Excerpts from an interface dataset
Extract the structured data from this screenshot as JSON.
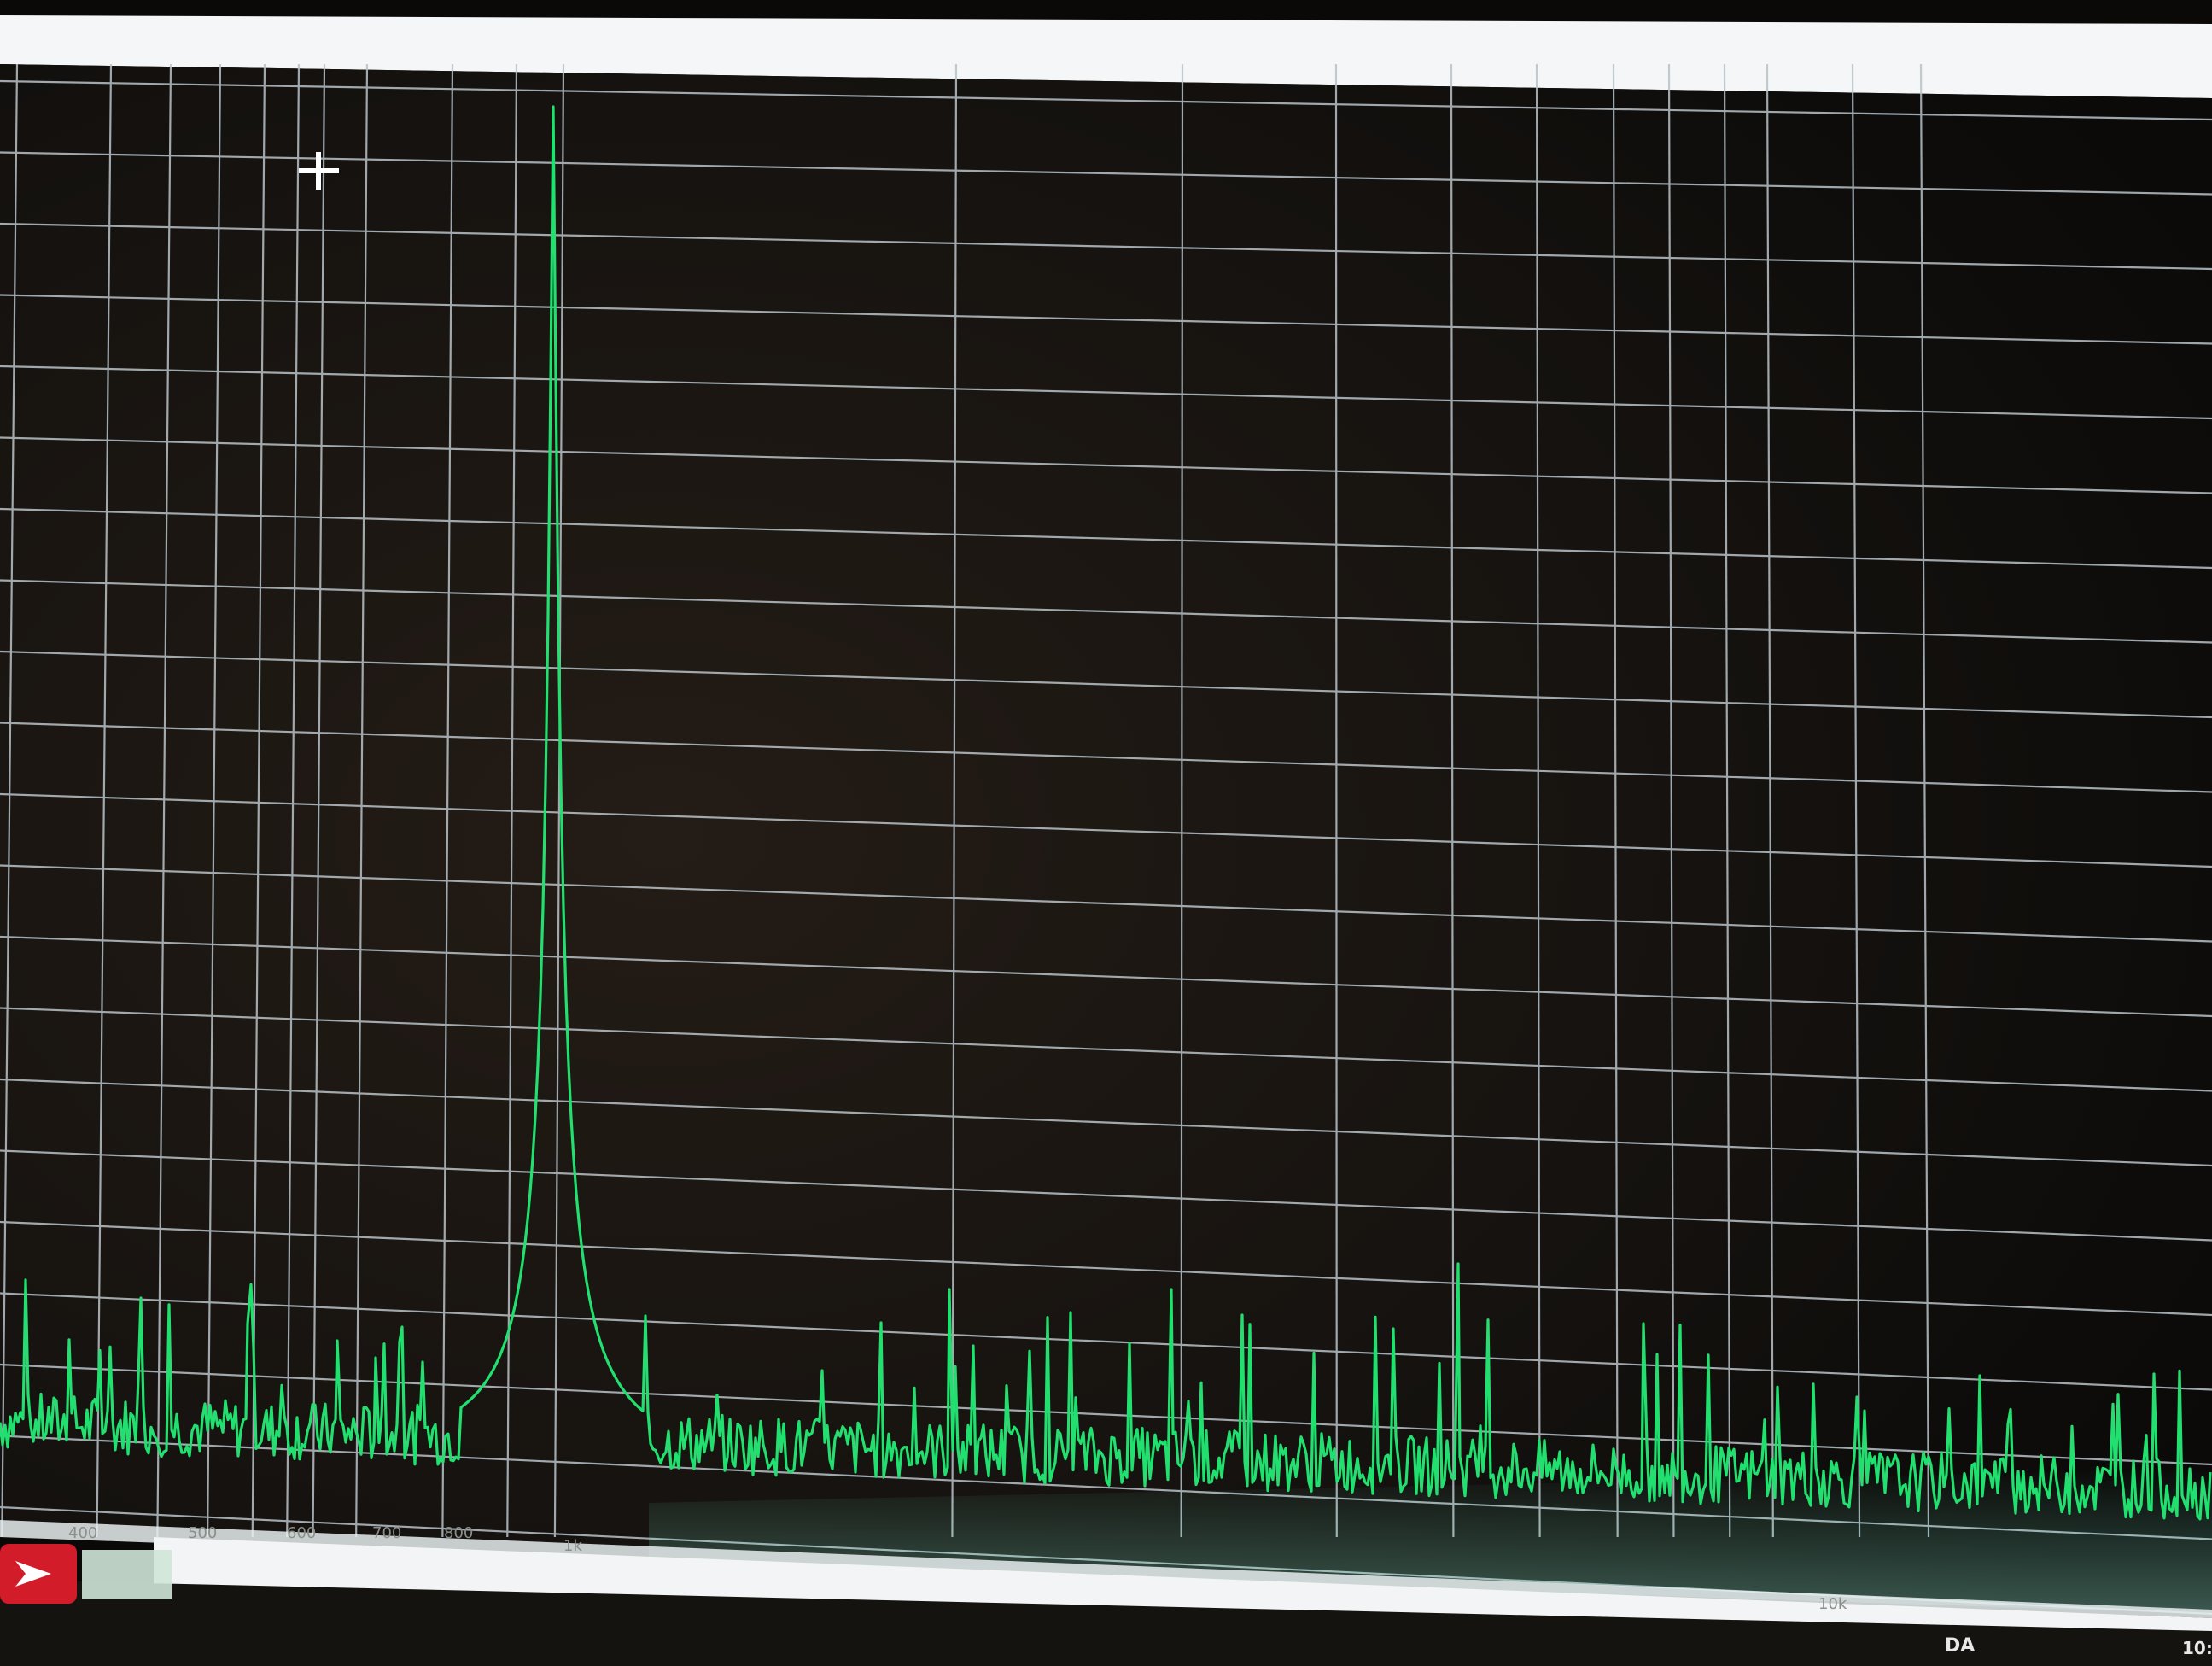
{
  "cursor": {
    "icon": "crosshair-cursor-icon"
  },
  "analyzer": {
    "trace_color": "#22e070",
    "grid_color": "#b9c3c9",
    "x_tick_labels": [
      "400",
      "500",
      "600",
      "700",
      "800",
      "1k",
      "10k"
    ]
  },
  "taskbar": {
    "app_icon": "app-arrow-icon",
    "tray_label": "DA",
    "clock_partial": "10:"
  }
}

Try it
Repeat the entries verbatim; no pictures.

Output of the task
Extract the structured data from this screenshot as JSON.
{
  "cursor": {
    "icon": "crosshair-cursor-icon"
  },
  "analyzer": {
    "trace_color": "#22e070",
    "grid_color": "#b9c3c9",
    "x_tick_labels": [
      "400",
      "500",
      "600",
      "700",
      "800",
      "1k",
      "10k"
    ]
  },
  "taskbar": {
    "app_icon": "app-arrow-icon",
    "tray_label": "DA",
    "clock_partial": "10:"
  }
}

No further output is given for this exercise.